How Transferable Skills Can Help You Change Careers and how to Identify Them

Ever wondered how your skills will play off in a new job, in a different industry? If you haven’t, then now is the right time to see how the skills you use in the present job could relate to a different job.
It could be that you are not playing to your strengths, and if at all you feel bored by the nature of work, or think you could do it in your sleep, or if you feel like you do someone else’s job, a career change maybe what you are longing for.

But say in the most unfortunate event COVID took you by surprise with its infamous negative effects; a layoff or termination, you might be actively looking for a new job or changing your career altogether. Given that you are looking for a suitable job, you may be looking for skills that you could take with you to the next position, that is what I mean by transferable skills. Although ticking all boxes in the Job description might be the spot where the shoe pinches here’s what you need to know to keep your job search relevant.

Obviously, when you are venturing out into a new career, you will fall short as far as experience is concerned but if you could lean into your transferable skills, you could make up for the shortage. Wondering how?
Transferable skills aren’t necessarily the skills that you pick in your workplace neither are they limited to one job or industry. It could be something that comes naturally to you, say leadership. When you have the potential to lead a team; take ideas and opinions into consideration to make educated decisions, why be a follower in a job that’s not relevant rather than lead a daring team.

But say you are a customer care officer and you deal with many complaints daily, hence your transferable skill could be problem-solving and by all means, you are bound to be a good communicator, which ticks another box on the transferable skills set. But if you are working as a receptionist, although communication skills and problems solving skills may come into play, the use of the respective skills differ. It’s a thin line that separates these two positions. No matter what don’t let your job undermine your skills, rather let it give the room for growth.

Discover the skills that set you apart

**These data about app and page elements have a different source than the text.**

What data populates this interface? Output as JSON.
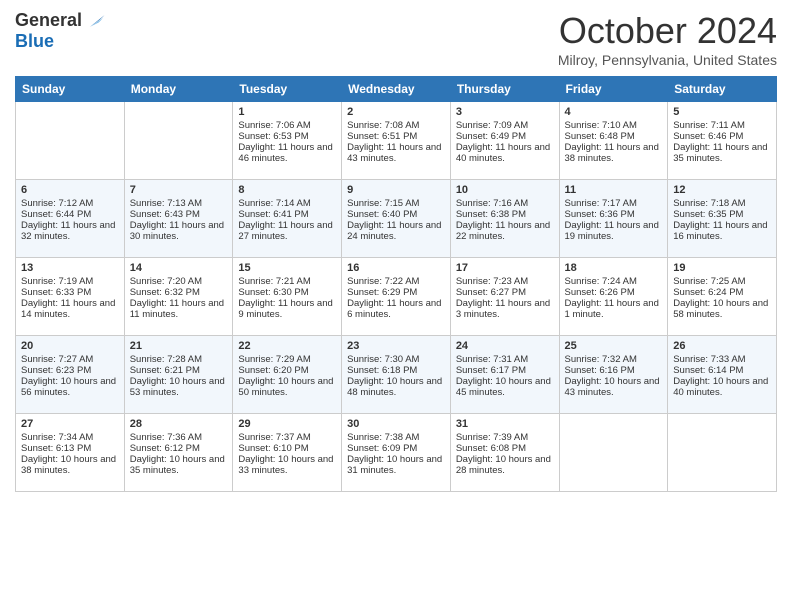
{
  "header": {
    "logo_line1": "General",
    "logo_line2": "Blue",
    "month_title": "October 2024",
    "location": "Milroy, Pennsylvania, United States"
  },
  "days_of_week": [
    "Sunday",
    "Monday",
    "Tuesday",
    "Wednesday",
    "Thursday",
    "Friday",
    "Saturday"
  ],
  "weeks": [
    [
      {
        "day": "",
        "sunrise": "",
        "sunset": "",
        "daylight": ""
      },
      {
        "day": "",
        "sunrise": "",
        "sunset": "",
        "daylight": ""
      },
      {
        "day": "1",
        "sunrise": "Sunrise: 7:06 AM",
        "sunset": "Sunset: 6:53 PM",
        "daylight": "Daylight: 11 hours and 46 minutes."
      },
      {
        "day": "2",
        "sunrise": "Sunrise: 7:08 AM",
        "sunset": "Sunset: 6:51 PM",
        "daylight": "Daylight: 11 hours and 43 minutes."
      },
      {
        "day": "3",
        "sunrise": "Sunrise: 7:09 AM",
        "sunset": "Sunset: 6:49 PM",
        "daylight": "Daylight: 11 hours and 40 minutes."
      },
      {
        "day": "4",
        "sunrise": "Sunrise: 7:10 AM",
        "sunset": "Sunset: 6:48 PM",
        "daylight": "Daylight: 11 hours and 38 minutes."
      },
      {
        "day": "5",
        "sunrise": "Sunrise: 7:11 AM",
        "sunset": "Sunset: 6:46 PM",
        "daylight": "Daylight: 11 hours and 35 minutes."
      }
    ],
    [
      {
        "day": "6",
        "sunrise": "Sunrise: 7:12 AM",
        "sunset": "Sunset: 6:44 PM",
        "daylight": "Daylight: 11 hours and 32 minutes."
      },
      {
        "day": "7",
        "sunrise": "Sunrise: 7:13 AM",
        "sunset": "Sunset: 6:43 PM",
        "daylight": "Daylight: 11 hours and 30 minutes."
      },
      {
        "day": "8",
        "sunrise": "Sunrise: 7:14 AM",
        "sunset": "Sunset: 6:41 PM",
        "daylight": "Daylight: 11 hours and 27 minutes."
      },
      {
        "day": "9",
        "sunrise": "Sunrise: 7:15 AM",
        "sunset": "Sunset: 6:40 PM",
        "daylight": "Daylight: 11 hours and 24 minutes."
      },
      {
        "day": "10",
        "sunrise": "Sunrise: 7:16 AM",
        "sunset": "Sunset: 6:38 PM",
        "daylight": "Daylight: 11 hours and 22 minutes."
      },
      {
        "day": "11",
        "sunrise": "Sunrise: 7:17 AM",
        "sunset": "Sunset: 6:36 PM",
        "daylight": "Daylight: 11 hours and 19 minutes."
      },
      {
        "day": "12",
        "sunrise": "Sunrise: 7:18 AM",
        "sunset": "Sunset: 6:35 PM",
        "daylight": "Daylight: 11 hours and 16 minutes."
      }
    ],
    [
      {
        "day": "13",
        "sunrise": "Sunrise: 7:19 AM",
        "sunset": "Sunset: 6:33 PM",
        "daylight": "Daylight: 11 hours and 14 minutes."
      },
      {
        "day": "14",
        "sunrise": "Sunrise: 7:20 AM",
        "sunset": "Sunset: 6:32 PM",
        "daylight": "Daylight: 11 hours and 11 minutes."
      },
      {
        "day": "15",
        "sunrise": "Sunrise: 7:21 AM",
        "sunset": "Sunset: 6:30 PM",
        "daylight": "Daylight: 11 hours and 9 minutes."
      },
      {
        "day": "16",
        "sunrise": "Sunrise: 7:22 AM",
        "sunset": "Sunset: 6:29 PM",
        "daylight": "Daylight: 11 hours and 6 minutes."
      },
      {
        "day": "17",
        "sunrise": "Sunrise: 7:23 AM",
        "sunset": "Sunset: 6:27 PM",
        "daylight": "Daylight: 11 hours and 3 minutes."
      },
      {
        "day": "18",
        "sunrise": "Sunrise: 7:24 AM",
        "sunset": "Sunset: 6:26 PM",
        "daylight": "Daylight: 11 hours and 1 minute."
      },
      {
        "day": "19",
        "sunrise": "Sunrise: 7:25 AM",
        "sunset": "Sunset: 6:24 PM",
        "daylight": "Daylight: 10 hours and 58 minutes."
      }
    ],
    [
      {
        "day": "20",
        "sunrise": "Sunrise: 7:27 AM",
        "sunset": "Sunset: 6:23 PM",
        "daylight": "Daylight: 10 hours and 56 minutes."
      },
      {
        "day": "21",
        "sunrise": "Sunrise: 7:28 AM",
        "sunset": "Sunset: 6:21 PM",
        "daylight": "Daylight: 10 hours and 53 minutes."
      },
      {
        "day": "22",
        "sunrise": "Sunrise: 7:29 AM",
        "sunset": "Sunset: 6:20 PM",
        "daylight": "Daylight: 10 hours and 50 minutes."
      },
      {
        "day": "23",
        "sunrise": "Sunrise: 7:30 AM",
        "sunset": "Sunset: 6:18 PM",
        "daylight": "Daylight: 10 hours and 48 minutes."
      },
      {
        "day": "24",
        "sunrise": "Sunrise: 7:31 AM",
        "sunset": "Sunset: 6:17 PM",
        "daylight": "Daylight: 10 hours and 45 minutes."
      },
      {
        "day": "25",
        "sunrise": "Sunrise: 7:32 AM",
        "sunset": "Sunset: 6:16 PM",
        "daylight": "Daylight: 10 hours and 43 minutes."
      },
      {
        "day": "26",
        "sunrise": "Sunrise: 7:33 AM",
        "sunset": "Sunset: 6:14 PM",
        "daylight": "Daylight: 10 hours and 40 minutes."
      }
    ],
    [
      {
        "day": "27",
        "sunrise": "Sunrise: 7:34 AM",
        "sunset": "Sunset: 6:13 PM",
        "daylight": "Daylight: 10 hours and 38 minutes."
      },
      {
        "day": "28",
        "sunrise": "Sunrise: 7:36 AM",
        "sunset": "Sunset: 6:12 PM",
        "daylight": "Daylight: 10 hours and 35 minutes."
      },
      {
        "day": "29",
        "sunrise": "Sunrise: 7:37 AM",
        "sunset": "Sunset: 6:10 PM",
        "daylight": "Daylight: 10 hours and 33 minutes."
      },
      {
        "day": "30",
        "sunrise": "Sunrise: 7:38 AM",
        "sunset": "Sunset: 6:09 PM",
        "daylight": "Daylight: 10 hours and 31 minutes."
      },
      {
        "day": "31",
        "sunrise": "Sunrise: 7:39 AM",
        "sunset": "Sunset: 6:08 PM",
        "daylight": "Daylight: 10 hours and 28 minutes."
      },
      {
        "day": "",
        "sunrise": "",
        "sunset": "",
        "daylight": ""
      },
      {
        "day": "",
        "sunrise": "",
        "sunset": "",
        "daylight": ""
      }
    ]
  ]
}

Run through the entire professional tool kit you have. Sometimes you could overlook some skills that you naturally possess as something common with everybody. Take communication, for instance, we all communicate but find out what is it that sets you apart from another communicator. Reminisce any previous situation where you came to the rescue when everybody else was dumbfounded.
Ask your manager or previous employer, they have an uncanny ability to spot your skills and maybe they could recommend you a better career that you’d be well off.

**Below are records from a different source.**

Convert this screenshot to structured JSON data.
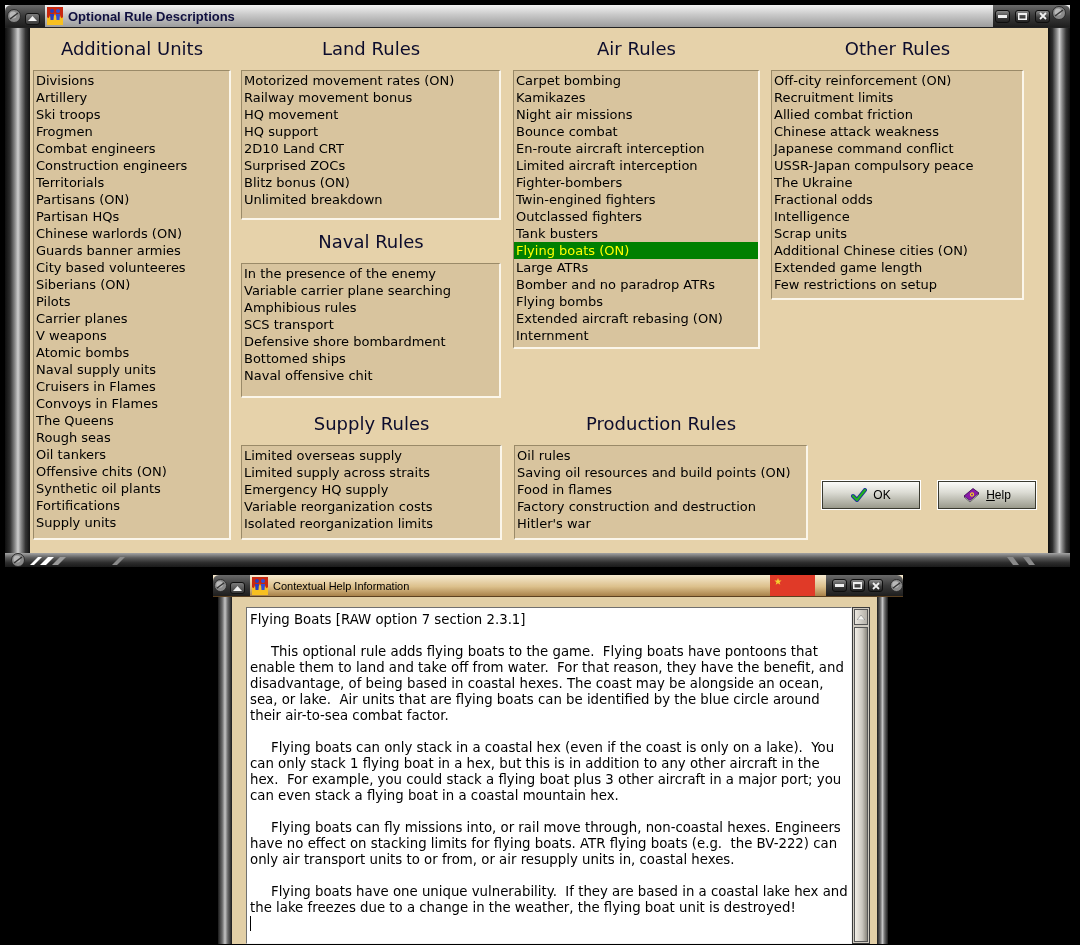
{
  "window": {
    "title": "Optional Rule Descriptions"
  },
  "rule_lists": {
    "additional_units": {
      "heading": "Additional Units",
      "items": [
        {
          "label": "Divisions",
          "selected": false
        },
        {
          "label": "Artillery",
          "selected": false
        },
        {
          "label": "Ski troops",
          "selected": false
        },
        {
          "label": "Frogmen",
          "selected": false
        },
        {
          "label": "Combat engineers",
          "selected": false
        },
        {
          "label": "Construction engineers",
          "selected": false
        },
        {
          "label": "Territorials",
          "selected": false
        },
        {
          "label": "Partisans (ON)",
          "selected": false
        },
        {
          "label": "Partisan HQs",
          "selected": false
        },
        {
          "label": "Chinese warlords (ON)",
          "selected": false
        },
        {
          "label": "Guards banner armies",
          "selected": false
        },
        {
          "label": "City based volunteeres",
          "selected": false
        },
        {
          "label": "Siberians (ON)",
          "selected": false
        },
        {
          "label": "Pilots",
          "selected": false
        },
        {
          "label": "Carrier planes",
          "selected": false
        },
        {
          "label": "V weapons",
          "selected": false
        },
        {
          "label": "Atomic bombs",
          "selected": false
        },
        {
          "label": "Naval supply units",
          "selected": false
        },
        {
          "label": "Cruisers in Flames",
          "selected": false
        },
        {
          "label": "Convoys in Flames",
          "selected": false
        },
        {
          "label": "The Queens",
          "selected": false
        },
        {
          "label": "Rough seas",
          "selected": false
        },
        {
          "label": "Oil tankers",
          "selected": false
        },
        {
          "label": "Offensive chits (ON)",
          "selected": false
        },
        {
          "label": "Synthetic oil plants",
          "selected": false
        },
        {
          "label": "Fortifications",
          "selected": false
        },
        {
          "label": "Supply units",
          "selected": false
        }
      ]
    },
    "land_rules": {
      "heading": "Land Rules",
      "items": [
        {
          "label": "Motorized movement rates (ON)",
          "selected": false
        },
        {
          "label": "Railway movement bonus",
          "selected": false
        },
        {
          "label": "HQ movement",
          "selected": false
        },
        {
          "label": "HQ support",
          "selected": false
        },
        {
          "label": "2D10 Land CRT",
          "selected": false
        },
        {
          "label": "Surprised ZOCs",
          "selected": false
        },
        {
          "label": "Blitz bonus (ON)",
          "selected": false
        },
        {
          "label": "Unlimited breakdown",
          "selected": false
        }
      ]
    },
    "naval_rules": {
      "heading": "Naval Rules",
      "items": [
        {
          "label": "In the presence of the enemy",
          "selected": false
        },
        {
          "label": "Variable carrier plane searching",
          "selected": false
        },
        {
          "label": "Amphibious rules",
          "selected": false
        },
        {
          "label": "SCS transport",
          "selected": false
        },
        {
          "label": "Defensive shore bombardment",
          "selected": false
        },
        {
          "label": "Bottomed ships",
          "selected": false
        },
        {
          "label": "Naval offensive chit",
          "selected": false
        }
      ]
    },
    "air_rules": {
      "heading": "Air Rules",
      "items": [
        {
          "label": "Carpet bombing",
          "selected": false
        },
        {
          "label": "Kamikazes",
          "selected": false
        },
        {
          "label": "Night air missions",
          "selected": false
        },
        {
          "label": "Bounce combat",
          "selected": false
        },
        {
          "label": "En-route aircraft interception",
          "selected": false
        },
        {
          "label": "Limited aircraft interception",
          "selected": false
        },
        {
          "label": "Fighter-bombers",
          "selected": false
        },
        {
          "label": "Twin-engined fighters",
          "selected": false
        },
        {
          "label": "Outclassed fighters",
          "selected": false
        },
        {
          "label": "Tank busters",
          "selected": false
        },
        {
          "label": "Flying boats (ON)",
          "selected": true
        },
        {
          "label": "Large ATRs",
          "selected": false
        },
        {
          "label": "Bomber and no paradrop ATRs",
          "selected": false
        },
        {
          "label": "Flying bombs",
          "selected": false
        },
        {
          "label": "Extended aircraft rebasing (ON)",
          "selected": false
        },
        {
          "label": "Internment",
          "selected": false
        }
      ]
    },
    "other_rules": {
      "heading": "Other Rules",
      "items": [
        {
          "label": "Off-city reinforcement (ON)",
          "selected": false
        },
        {
          "label": "Recruitment limits",
          "selected": false
        },
        {
          "label": "Allied combat friction",
          "selected": false
        },
        {
          "label": "Chinese attack weakness",
          "selected": false
        },
        {
          "label": "Japanese command conflict",
          "selected": false
        },
        {
          "label": "USSR-Japan compulsory peace",
          "selected": false
        },
        {
          "label": "The Ukraine",
          "selected": false
        },
        {
          "label": "Fractional odds",
          "selected": false
        },
        {
          "label": "Intelligence",
          "selected": false
        },
        {
          "label": "Scrap units",
          "selected": false
        },
        {
          "label": "Additional Chinese cities (ON)",
          "selected": false
        },
        {
          "label": "Extended game length",
          "selected": false
        },
        {
          "label": "Few restrictions on setup",
          "selected": false
        }
      ]
    },
    "supply_rules": {
      "heading": "Supply Rules",
      "items": [
        {
          "label": "Limited overseas supply",
          "selected": false
        },
        {
          "label": "Limited supply across straits",
          "selected": false
        },
        {
          "label": "Emergency HQ supply",
          "selected": false
        },
        {
          "label": "Variable reorganization costs",
          "selected": false
        },
        {
          "label": "Isolated reorganization limits",
          "selected": false
        }
      ]
    },
    "production_rules": {
      "heading": "Production Rules",
      "items": [
        {
          "label": "Oil rules",
          "selected": false
        },
        {
          "label": "Saving oil resources and build points (ON)",
          "selected": false
        },
        {
          "label": "Food in flames",
          "selected": false
        },
        {
          "label": "Factory construction and destruction",
          "selected": false
        },
        {
          "label": "Hitler's war",
          "selected": false
        }
      ]
    }
  },
  "buttons": [
    {
      "label": "OK",
      "kind": "confirm",
      "shortcut_underlined": false
    },
    {
      "label": "Help",
      "kind": "help",
      "shortcut_underlined": true
    }
  ],
  "help_window": {
    "title": "Contextual Help Information",
    "heading": "Flying Boats [RAW option 7 section 2.3.1]",
    "paragraphs": [
      "This optional rule adds flying boats to the game.  Flying boats have pontoons that enable them to land and take off from water.  For that reason, they have the benefit, and disadvantage, of being based in coastal hexes. The coast may be alongside an ocean, sea, or lake.  Air units that are flying boats can be identified by the blue circle around their air-to-sea combat factor.",
      "Flying boats can only stack in a coastal hex (even if the coast is only on a lake).  You can only stack 1 flying boat in a hex, but this is in addition to any other aircraft in the hex.  For example, you could stack a flying boat plus 3 other aircraft in a major port; you can even stack a flying boat in a coastal mountain hex.",
      "Flying boats can fly missions into, or rail move through, non-coastal hexes. Engineers have no effect on stacking limits for flying boats. ATR flying boats (e.g.  the BV-222) can only air transport units to or from, or air resupply units in, coastal hexes.",
      "Flying boats have one unique vulnerability.  If they are based in a coastal lake hex and the lake freezes due to a change in the weather, the flying boat unit is destroyed!"
    ]
  }
}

Understand how your skills relate

It is highly important that you understand the new role before you try to transfer your skills to the new role. Recruiters and hiring Manager are more inclined towards candidates who have had a linear path in their career, and when you pop into the new industry with no experience, it always better if you could connect the dots or find answers to the question, “Why this job?”

Leverage your online portfolio

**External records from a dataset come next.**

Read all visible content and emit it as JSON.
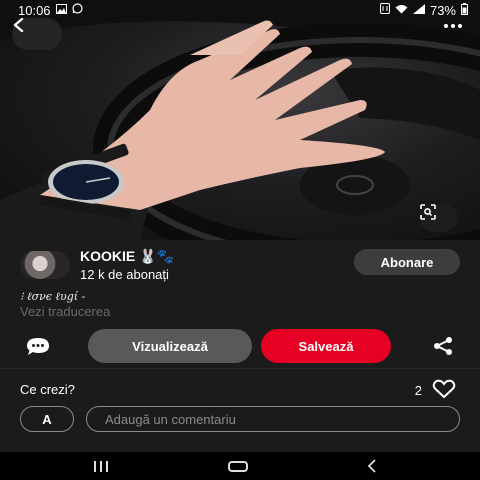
{
  "status_bar": {
    "time": "10:06",
    "battery": "73%",
    "left_icons": [
      "image-icon",
      "whatsapp-icon"
    ],
    "right_icons": [
      "nfc-icon",
      "wifi-icon",
      "signal-icon",
      "battery-icon"
    ]
  },
  "pin": {
    "image": "photo of hand with wristwatch on steering wheel",
    "author": {
      "name": "KOOKIE 🐰🐾",
      "subscribers": "12 k de abonați",
      "follow_label": "Abonare"
    },
    "description": "⁝ ℓσνє ℓυgί -",
    "translate_label": "Vezi traducerea",
    "actions": {
      "view_label": "Vizualizează",
      "save_label": "Salvează"
    },
    "comments": {
      "prompt": "Ce crezi?",
      "like_count": "2",
      "avatar_letter": "A",
      "input_placeholder": "Adaugă un comentariu"
    }
  },
  "colors": {
    "accent_red": "#e60023",
    "background": "#1b1b1b",
    "button_gray": "#595959",
    "follow_gray": "#3d3d3d"
  }
}
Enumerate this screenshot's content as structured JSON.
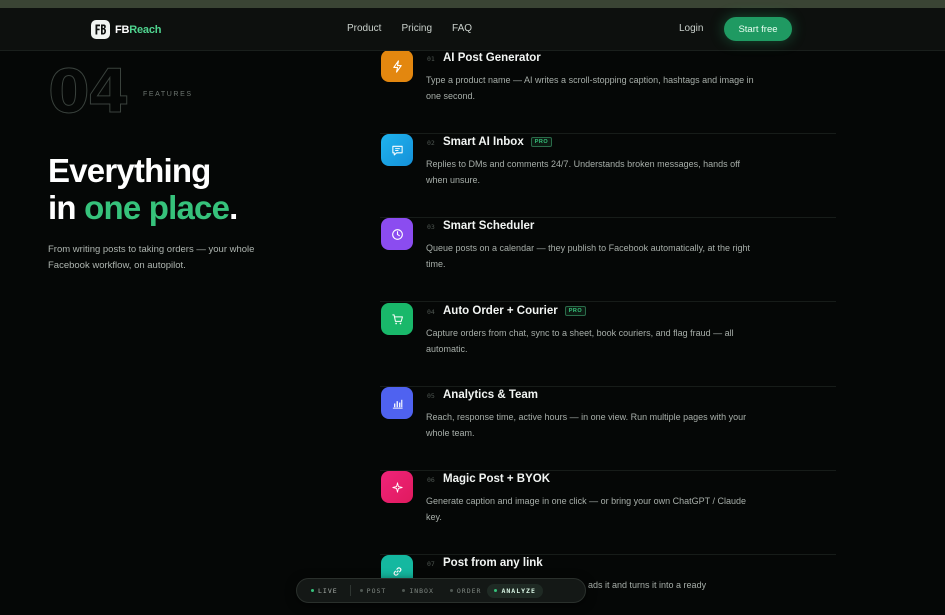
{
  "nav": {
    "logo_fb": "FB",
    "logo_reach": "Reach",
    "links": [
      "Product",
      "Pricing",
      "FAQ"
    ],
    "login": "Login",
    "cta": "Start free"
  },
  "hero": {
    "section_number": "04",
    "section_label": "FEATURES",
    "headline_line1": "Everything",
    "headline_in": "in ",
    "headline_accent": "one place",
    "headline_period": ".",
    "subtext": "From writing posts to taking orders — your whole Facebook workflow, on autopilot."
  },
  "features": [
    {
      "num": "01",
      "title": "AI Post Generator",
      "badge": "",
      "desc": "Type a product name — AI writes a scroll-stopping caption, hashtags and image in one second.",
      "icon": "lightning-icon",
      "color": "#e3870f"
    },
    {
      "num": "02",
      "title": "Smart AI Inbox",
      "badge": "PRO",
      "desc": "Replies to DMs and comments 24/7. Understands broken messages, hands off when unsure.",
      "icon": "chat-icon",
      "color": "#1aa6e6"
    },
    {
      "num": "03",
      "title": "Smart Scheduler",
      "badge": "",
      "desc": "Queue posts on a calendar — they publish to Facebook automatically, at the right time.",
      "icon": "clock-icon",
      "color": "#8b4cf0"
    },
    {
      "num": "04",
      "title": "Auto Order + Courier",
      "badge": "PRO",
      "desc": "Capture orders from chat, sync to a sheet, book couriers, and flag fraud — all automatic.",
      "icon": "cart-icon",
      "color": "#19b86a"
    },
    {
      "num": "05",
      "title": "Analytics & Team",
      "badge": "",
      "desc": "Reach, response time, active hours — in one view. Run multiple pages with your whole team.",
      "icon": "bar-chart-icon",
      "color": "#4f62f0"
    },
    {
      "num": "06",
      "title": "Magic Post + BYOK",
      "badge": "",
      "desc": "Generate caption and image in one click — or bring your own ChatGPT / Claude key.",
      "icon": "sparkle-icon",
      "color": "#ec1f6f"
    },
    {
      "num": "07",
      "title": "Post from any link",
      "badge": "",
      "desc": "ads it and turns it into a ready",
      "icon": "link-icon",
      "color": "#14b8a0"
    }
  ],
  "bottom_bar": {
    "live": "LIVE",
    "items": [
      "POST",
      "INBOX",
      "ORDER",
      "ANALYZE"
    ],
    "active": "ANALYZE"
  }
}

Get your resume, cover letter, or portfolio tailored to portray the cross-functional skills. Your resume can carry your work history, the turning point, and the trajectory to the destination while your cover letter and portfolio can explain why you are important to the company. It could be something of a different blend you bring to the table which could benefit the company than a conventional person. You never know, you could be better off with a different career if you know what you are good at.